In response to the statements issued by the Hong Kong Bar Association and the Law Society of Hong Kong, an Immigration Department(ImmD) spokesman commented today (February 18) that the Government respects the Court of Final Appeal's (CFA) judgment in Ubamaka v Secretary for Security (Ubamaka). Over the years, in discharging its deportation or removal duties, if a person claims that he will be subjected to torture, or cruel, inhuman or degrading treatment or punishment (inhuman treatment) upon deportation or removal, the ImmD has always considered in detail and in accordance with the law the reasons against deportation or removal raised by the person concerned and decided whether to execute the removal or deportation or to exercise discretion to temporarily withhold the deportation or removal actions. The ImmD is studying the CFA's judgment in detail, seeking legal advice from the Department of Justice, and actively exploring the various possible options to ensure the relevant duties are carried out in accordance with the CFA's judgment.
"We noted that the CFA pointed out in the relevant judgment that, if a deportee can sufficiently establish a threat of Article 3 of the Hong Kong Bill of Rights (BOR) being violated (i.e. he will face a real risk of being subjected to torture or to inhuman treatment) once sent back to the receiving country, it constitutes a ground for restraining the ImmD from proceeding with the deportation", the spokesman said.
On December 21, 2012, the CFA ruled in Ubamaka that section 11 of the Hong Kong Bill of Rights Ordinance (Cap.383) (section 11) is consistent with the Basic Law and constitutionally valid. As stipulated in section 11, for persons not having the right to enter and remain in Hong Kong, the Ordinance does not affect any immigration legislation governing entry into, stay in and departure from Hong Kong, or the application of any such legislation. However, the CFA also pointed out that if a person can sufficiently establish a real risk of being subjected to torture or to inhuman treatment by the receiving country once sent back to that country, it constitutes a ground for restraining his or her deportation.

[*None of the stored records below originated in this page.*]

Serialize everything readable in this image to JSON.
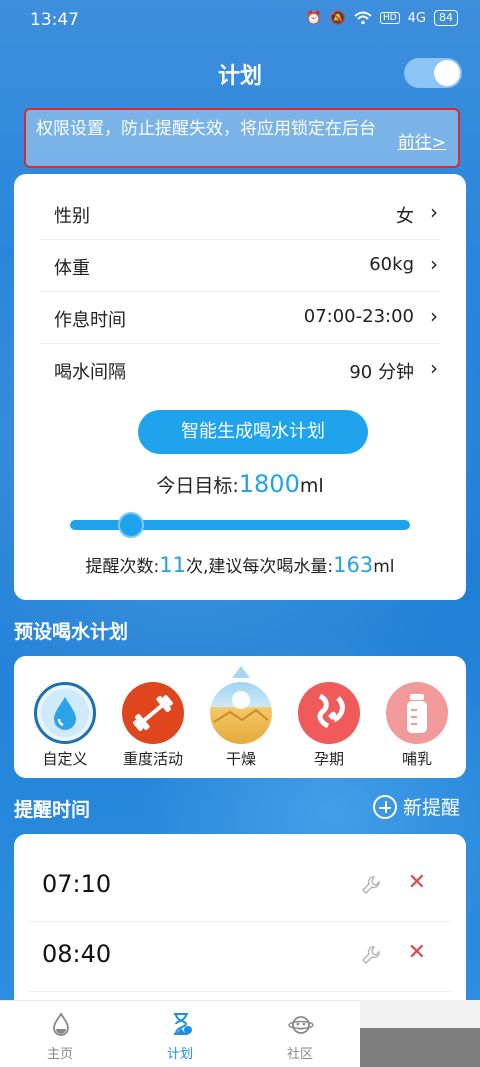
{
  "status_bar": {
    "time": "13:47",
    "network": "4G",
    "battery": "84"
  },
  "header": {
    "title": "计划",
    "toggle_on": true
  },
  "banner": {
    "message": "权限设置，防止提醒失效，将应用锁定在后台",
    "action": "前往>"
  },
  "settings": {
    "rows": [
      {
        "label": "性别",
        "value": "女"
      },
      {
        "label": "体重",
        "value": "60kg"
      },
      {
        "label": "作息时间",
        "value": "07:00-23:00"
      },
      {
        "label": "喝水间隔",
        "value": "90 分钟"
      }
    ],
    "chevron": "›",
    "generate_button": "智能生成喝水计划",
    "target_label": "今日目标:",
    "target_value": "1800",
    "target_unit": "ml",
    "slider_fraction": 0.18,
    "advice_prefix": "提醒次数:",
    "advice_count": "11",
    "advice_mid": "次,建议每次喝水量:",
    "advice_amount": "163",
    "advice_unit": "ml"
  },
  "presets_section": {
    "title": "预设喝水计划",
    "items": [
      {
        "name": "自定义",
        "icon": "water-drop-icon",
        "selected": true
      },
      {
        "name": "重度活动",
        "icon": "dumbbell-icon"
      },
      {
        "name": "干燥",
        "icon": "desert-icon"
      },
      {
        "name": "孕期",
        "icon": "pregnancy-icon"
      },
      {
        "name": "哺乳",
        "icon": "baby-bottle-icon"
      }
    ]
  },
  "reminders_section": {
    "title": "提醒时间",
    "new_label": "新提醒",
    "items": [
      {
        "time": "07:10"
      },
      {
        "time": "08:40"
      }
    ],
    "delete_glyph": "✕"
  },
  "tabbar": {
    "tabs": [
      {
        "label": "主页",
        "icon": "drop-home-icon"
      },
      {
        "label": "计划",
        "icon": "hourglass-icon",
        "active": true
      },
      {
        "label": "社区",
        "icon": "planet-icon"
      }
    ]
  },
  "colors": {
    "accent": "#1ea3ec",
    "delete": "#e04848",
    "banner_border": "#e02828"
  }
}
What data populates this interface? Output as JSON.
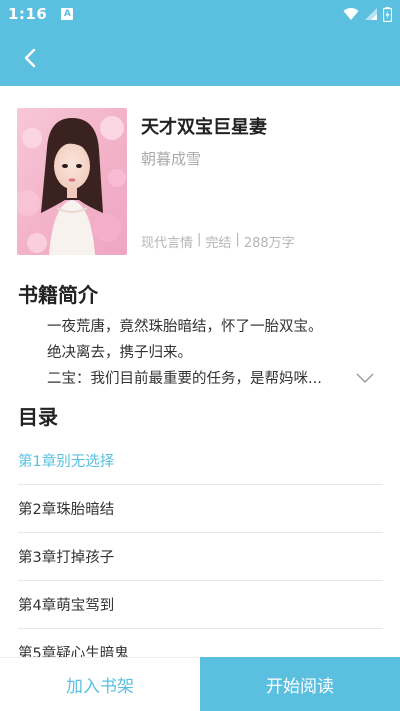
{
  "status_bar": {
    "time": "1:16",
    "notification_letter": "A"
  },
  "book": {
    "title": "天才双宝巨星妻",
    "author": "朝暮成雪",
    "genre": "现代言情",
    "status": "完结",
    "word_count": "288万字",
    "separator": "|"
  },
  "intro_section": {
    "heading": "书籍简介",
    "lines": [
      "一夜荒唐，竟然珠胎暗结，怀了一胎双宝。",
      "绝决离去，携子归来。",
      "二宝：我们目前最重要的任务，是帮妈咪..."
    ]
  },
  "toc_section": {
    "heading": "目录",
    "chapters": [
      "第1章别无选择",
      "第2章珠胎暗结",
      "第3章打掉孩子",
      "第4章萌宝驾到",
      "第5章疑心生暗鬼"
    ]
  },
  "actions": {
    "add_to_shelf": "加入书架",
    "start_reading": "开始阅读"
  },
  "colors": {
    "accent": "#5bc0e0"
  }
}
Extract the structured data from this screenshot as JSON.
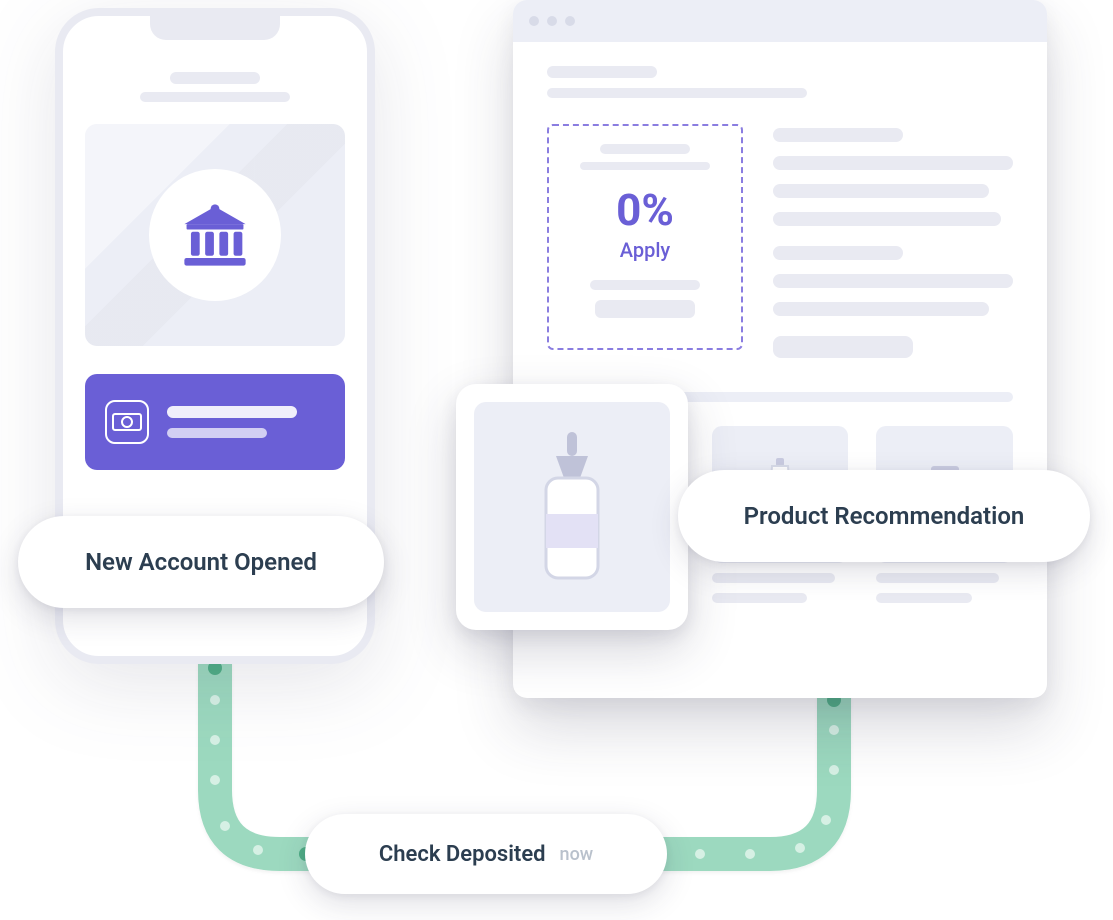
{
  "labels": {
    "account": "New Account Opened",
    "product": "Product Recommendation",
    "check": "Check Deposited",
    "check_time": "now"
  },
  "offer": {
    "rate": "0%",
    "cta": "Apply"
  },
  "icons": {
    "bank": "bank-icon",
    "cash": "cash-icon",
    "bottle": "dropper-bottle-icon",
    "tube": "tube-icon",
    "jar": "jar-icon"
  },
  "colors": {
    "accent": "#6a5fd6",
    "mint": "#9cd9bf",
    "surface": "#eceef6",
    "text": "#2c3e50"
  }
}
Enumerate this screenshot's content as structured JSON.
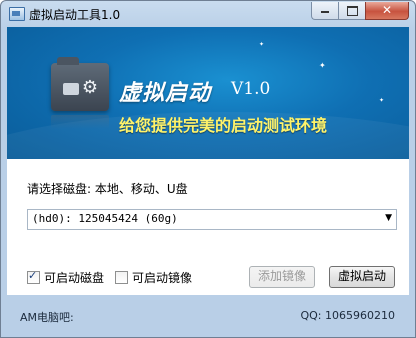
{
  "window": {
    "title": "虚拟启动工具1.0",
    "accent_color": "#0f6fb3",
    "slogan_color": "#fff36a"
  },
  "banner": {
    "brand_text": "虚拟启动",
    "version": "V1.0",
    "slogan": "给您提供完美的启动测试环境",
    "icon": "folder-gear-icon"
  },
  "disk": {
    "label": "请选择磁盘: 本地、移动、U盘",
    "selected": "(hd0): 125045424 (60g)"
  },
  "options": {
    "bootable_disk": {
      "label": "可启动磁盘",
      "checked": true
    },
    "bootable_image": {
      "label": "可启动镜像",
      "checked": false
    }
  },
  "buttons": {
    "add_image": "添加镜像",
    "virtual_boot": "虚拟启动"
  },
  "status": {
    "left": "AM电脑吧:",
    "right": "QQ: 1065960210"
  }
}
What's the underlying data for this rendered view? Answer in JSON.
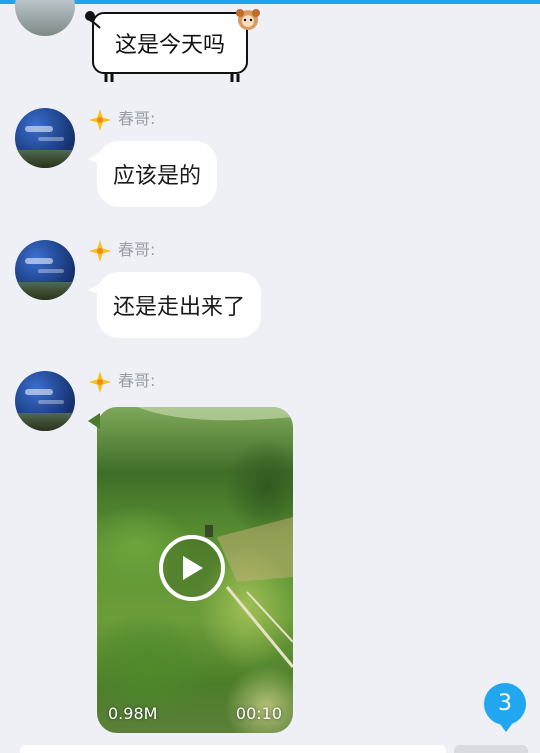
{
  "colors": {
    "accent": "#1fa3ee",
    "background": "#eef0f6",
    "bubble": "#ffffff",
    "unread_badge": "#21a6f0"
  },
  "messages": [
    {
      "type": "text",
      "from": "self",
      "text": "这是今天吗"
    },
    {
      "type": "text",
      "from": "other",
      "sender": "春哥:",
      "text": "应该是的"
    },
    {
      "type": "text",
      "from": "other",
      "sender": "春哥:",
      "text": "还是走出来了"
    },
    {
      "type": "video",
      "from": "other",
      "sender": "春哥:",
      "size": "0.98M",
      "duration": "00:10"
    }
  ],
  "unread_count": "3"
}
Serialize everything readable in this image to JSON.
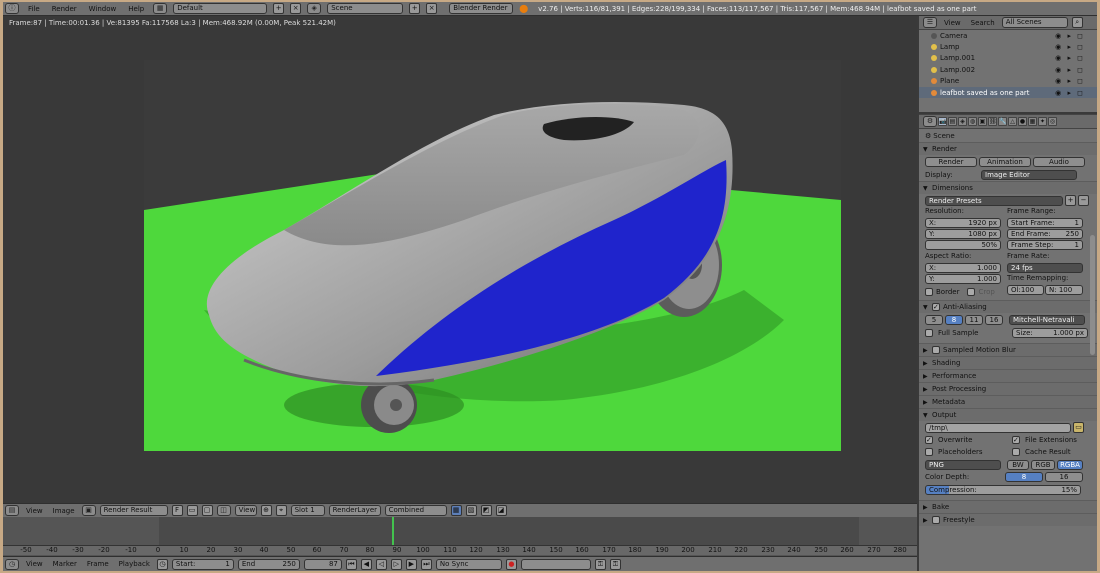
{
  "topbar": {
    "menus": [
      "File",
      "Render",
      "Window",
      "Help"
    ],
    "screen_layout": "Default",
    "scene": "Scene",
    "engine": "Blender Render",
    "stats": "v2.76 | Verts:116/81,391 | Edges:228/199,334 | Faces:113/117,567 | Tris:117,567 | Mem:468.94M | leafbot saved as one part"
  },
  "viewport": {
    "info": "Frame:87 | Time:00:01.36 | Ve:81395 Fa:117568 La:3 | Mem:468.92M (0.00M, Peak 521.42M)"
  },
  "image_editor": {
    "menus": [
      "View",
      "Image"
    ],
    "image_name": "Render Result",
    "f_label": "F",
    "view_label": "View",
    "slot": "Slot 1",
    "layer": "RenderLayer",
    "pass": "Combined"
  },
  "timeline": {
    "ticks": [
      "-50",
      "-40",
      "-30",
      "-20",
      "-10",
      "0",
      "10",
      "20",
      "30",
      "40",
      "50",
      "60",
      "70",
      "80",
      "90",
      "100",
      "110",
      "120",
      "130",
      "140",
      "150",
      "160",
      "170",
      "180",
      "190",
      "200",
      "210",
      "220",
      "230",
      "240",
      "250",
      "260",
      "270",
      "280"
    ],
    "menus": [
      "View",
      "Marker",
      "Frame",
      "Playback"
    ],
    "start": "Start:",
    "start_val": "1",
    "end": "End",
    "end_val": "250",
    "current": "87",
    "sync": "No Sync"
  },
  "outliner": {
    "menus": [
      "View",
      "Search"
    ],
    "scene_filter": "All Scenes",
    "items": [
      {
        "name": "Camera"
      },
      {
        "name": "Lamp"
      },
      {
        "name": "Lamp.001"
      },
      {
        "name": "Lamp.002"
      },
      {
        "name": "Plane"
      },
      {
        "name": "leafbot saved as one part"
      }
    ]
  },
  "properties": {
    "context": "Scene",
    "render_section": "Render",
    "render_btn": "Render",
    "animation_btn": "Animation",
    "audio_btn": "Audio",
    "display_label": "Display:",
    "display_value": "Image Editor",
    "dimensions_section": "Dimensions",
    "render_presets": "Render Presets",
    "resolution_label": "Resolution:",
    "res_x": "X:",
    "res_x_val": "1920 px",
    "res_y": "Y:",
    "res_y_val": "1080 px",
    "res_pct": "50%",
    "frame_range_label": "Frame Range:",
    "start_frame": "Start Frame:",
    "start_frame_val": "1",
    "end_frame": "End Frame:",
    "end_frame_val": "250",
    "frame_step": "Frame Step:",
    "frame_step_val": "1",
    "aspect_label": "Aspect Ratio:",
    "asp_x": "X:",
    "asp_x_val": "1.000",
    "asp_y": "Y:",
    "asp_y_val": "1.000",
    "frame_rate_label": "Frame Rate:",
    "fps": "24 fps",
    "time_remap_label": "Time Remapping:",
    "old": "Ol:100",
    "new": "N: 100",
    "border": "Border",
    "crop": "Crop",
    "aa_section": "Anti-Aliasing",
    "aa_samples": [
      "5",
      "8",
      "11",
      "16"
    ],
    "aa_filter": "Mitchell-Netravali",
    "full_sample": "Full Sample",
    "size": "Size:",
    "size_val": "1.000 px",
    "collapsed_sections": [
      "Sampled Motion Blur",
      "Shading",
      "Performance",
      "Post Processing",
      "Metadata"
    ],
    "output_section": "Output",
    "output_path": "/tmp\\",
    "overwrite": "Overwrite",
    "file_extensions": "File Extensions",
    "placeholders": "Placeholders",
    "cache_result": "Cache Result",
    "format": "PNG",
    "bw": "BW",
    "rgb": "RGB",
    "rgba": "RGBA",
    "color_depth": "Color Depth:",
    "depth_8": "8",
    "depth_16": "16",
    "compression": "Compression:",
    "compression_val": "15%",
    "bake": "Bake",
    "freestyle": "Freestyle"
  }
}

The CFA also clearly pointed out that a person must establish that, once expelled, he faces a real risk of being subjected to torture or to inhuman treatment and the risk shall attain "a minimum level of severity"; such claim has to pass a "very high threshold" before it is accepted as substantiated.
As to whether the ImmD will screen refugee claims, we must stress that the 1951 United Nations Convention relating to the Status of Refugees is not applicable to the HKSAR. Therefore, the HKSAR Government has a long-established policy of not granting refugee status and that it has no obligation to screen individuals seeking refugee status under the Convention. The issues will arise in an appeal which will be heard before the CFA this March. As the appeal will be heard soon, it is not appropriate for us to comment further on the relating issues at this stage.